  • Home releases were cancelled due to the company going bankrupt, making it a lost film


CR Xevious

September 2003 – Pachinko[27]
Notes:
  • Xevious-themed pachinko game produced by Takao


Notes[edit]

  1. ^ Japanese: ゼビウス Hepburn: Zebiusu?

References[edit]

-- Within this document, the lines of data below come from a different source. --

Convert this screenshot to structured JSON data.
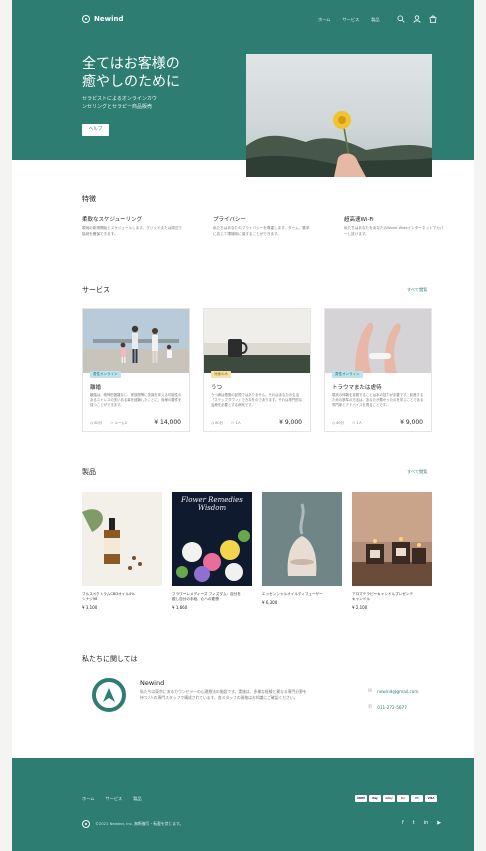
{
  "brand": {
    "name": "Newind",
    "accent": "#2d7d72"
  },
  "nav": {
    "links": [
      "ホーム",
      "サービス",
      "製品"
    ],
    "icons": [
      "search-icon",
      "user-icon",
      "bag-icon"
    ]
  },
  "hero": {
    "title_line1": "全てはお客様の",
    "title_line2": "癒やしのために",
    "subtitle_line1": "セラピストによるオンラインカウ",
    "subtitle_line2": "ンセリングとセラピー商品販売",
    "button_label": "ヘルプ"
  },
  "features": {
    "heading": "特徴",
    "items": [
      {
        "title": "柔軟なスケジューリング",
        "desc": "現地の新規開始とスケジュールします。グリッドまたは周辺で接続を確保できます。"
      },
      {
        "title": "プライバシー",
        "desc": "私たちはあなたのプライバシーを尊重します。ターム、要求に応じて環境時に保することができます。"
      },
      {
        "title": "超高速Wi-Fi",
        "desc": "私たちはあなたをあなたのWorld Wideインターネットでカバーし抜けます。"
      }
    ]
  },
  "services": {
    "heading": "サービス",
    "see_all": "すべて閲覧",
    "cards": [
      {
        "tag": "男性オンライン",
        "tag_color": "#bfe3ec",
        "title": "離婚",
        "desc": "離婚は、精神的困難なし、家族間等に苦痛を伴える可能性のあるストレスの多いある事を経験したことに、貴様の要件を保つことができます。",
        "duration": "60分",
        "mode": "ルームS",
        "price": "¥ 14,000"
      },
      {
        "tag": "対面のみ",
        "tag_color": "#f6e3a8",
        "title": "うつ",
        "desc": "うつ病は根拠の記憶ではありません。それはあなたの生活「ステップダウン」できなをのであります。それは専門的な治療を必要とする病気です。",
        "duration": "60分",
        "mode": "1人",
        "price": "¥ 9,000"
      },
      {
        "tag": "男性オンライン",
        "tag_color": "#bfe3ec",
        "title": "トラウマまたは虐待",
        "desc": "現状の体験を克服することは本の技力が必要です。前進するための基準の方法は、あなたが悪かったのを学ぶことである専門家とアドバイスを得ることです。",
        "duration": "60分",
        "mode": "1人",
        "price": "¥ 9,000"
      }
    ]
  },
  "products": {
    "heading": "製品",
    "see_all": "すべて閲覧",
    "items": [
      {
        "name": "フルスペクトラムCBDオイル4%",
        "name2": "シナジ98",
        "price": "¥ 3,100"
      },
      {
        "name": "フラワーレメディーズ フィズダム：自分を",
        "name2": "癒し自分の手段、心への癒想",
        "price": "¥ 1,660",
        "book_title": "Flower Remedies",
        "book_title2": "Wisdom"
      },
      {
        "name": "エッセンシャルオイルディフューザー",
        "name2": "",
        "price": "¥ 6,300"
      },
      {
        "name": "アロマテラピーキャンドルプレゼンテ",
        "name2": "キャンドル",
        "price": "¥ 2,100"
      }
    ]
  },
  "about": {
    "heading": "私たちに関しては",
    "name": "Newind",
    "desc": "私たちは東京にあるカウンセラーの心理療法の施設です。実施は、多様な経験と異なる専門分野を持つ7人の専門スタッフで構成されています。各スタッフの資格はお知識にご確認ください。",
    "email": "newind@gmail.com",
    "phone": "011-272-5677"
  },
  "footer": {
    "links": [
      "ホーム",
      "サービス",
      "製品"
    ],
    "copyright": "©2021 Newind, Inc. 無断複写・転載を禁じます。",
    "payments": [
      "AMEX",
      "Pay",
      "GPay",
      "MC",
      "PP",
      "VISA"
    ],
    "social": [
      "f",
      "t",
      "in",
      "yt"
    ]
  }
}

  1. ^ a b ., Spencer. "New Xevious Bundled With PSN Namco Museum". Siliconera. Retrieved January 28, 2009.
  2. ^ Savorelli, Carlo. "Xevious". Hardcore Gaming 101. Retrieved February 2, 2010.
  3. ^ "Nours" (PDF) (36). Namco Ltd. Retrieved May 21, 2019.
  4. ^ Harris, Craig. IGN: Xevious (Classic NES Series) Review. June 4, 2004.
  5. ^ Gerstmann, Jeff. "Xevious Review". GameSpot. Retrieved May 23, 2007.
  6. ^ "Side-BN" (PDF) (51). Namco Bandai Games, Inc. Retrieved September 3, 2009.
  7. ^ ., Ishaan. "3D Classics: Xevious Flies To The eShop [Update 2]". Siliconera. Retrieved July 21, 2011.
  8. ^ Dillard, Corbie. "Xevious Review (Wii U eShop / NES)". Nintendo Life. Retrieved May 18, 2013.
  9. ^ Fahey, Mike. "Ancient Atari 2600 Arcade Port Pops Up, And It's So Bad". Kotaku. Retrieved July 17, 2015.
  10. ^ "Japan Platinum Game Chart". The Magic Box. Retrieved April 22, 2017.
  11. ^ Narusawa, 1991, pg. 6
  12. ^ a b c d Savorelli, Carlo. "Xevious Arrangement". Hardcore Gaming 101. Retrieved December 10, 2013.
  13. ^ a b c d e Akagi, Masumi (October 13, 2006). アーケードTVゲームリスト国内•海外編(1971-2005) (First ed.). Japan: Amusement News Agency. p. 51. ISBN 978-4990251215. Retrieved August 16, 2019.
  14. ^ "Super Xevious". Killer List of Video Games. Retrieved May 22, 2019.
  15. ^ "Vs. Super Xevious". Killer List of Video Games. Retrieved May 6, 2019.
  16. ^ a b c Savorelli, Carlo. "Xevious: Fardraut Saga (PC-Engine)". Harccore Gaming 101. Retrieved December 10, 2014.
  17. ^ "Protos: Xevious 3D". Electronic Gaming Monthly. No. 92. Ziff Davis. March 1997. p. 38.
  18. ^ IGN Staff (June 11, 1997). "Xevious 3D/G+". IGN.
  19. ^ a b Savorelli, Carlo. "Grobda". Hardcore Gaming 101. Retrieved December 10, 2014.
  20. ^ "Grobda". Killer List of Video Games. Retrieved May 6, 2019.
  21. ^ a b c Savorelli, Carlo. "XVM". Hardcore Gaming 101. Retrieved December 10, 2013.
  22. ^ Fahey, Mike. "Wii Virtual Console Goes To The Arcade". Kotaku. Retrieved March 25, 2009.
  23. ^ "Solvalou". Killer List of Video Games. Retrieved May 6, 2019.
  24. ^ a b "3D 待受アプリ ゼビウス" (PDF) (38). Namco Ltd. Retrieved May 21, 2019.
  25. ^ a b c Motomiya, Shusuke. "往年の名作がXAVIXで復刻 バンダイ「Let's TVプレイ CLASSIC」". GAME Watch. Retrieved June 15, 2006.
  26. ^ a b c Lufkin, Bryan. "Browser Game: Sprite X Xevious, The Lymon-Flavored Shooter". Wired. Retrieved May 14, 2012.
  27. ^ "ナムコがパチンコ機に映像ソフトを提供". Famitsu. Enterbrain. Retrieved May 9, 2003.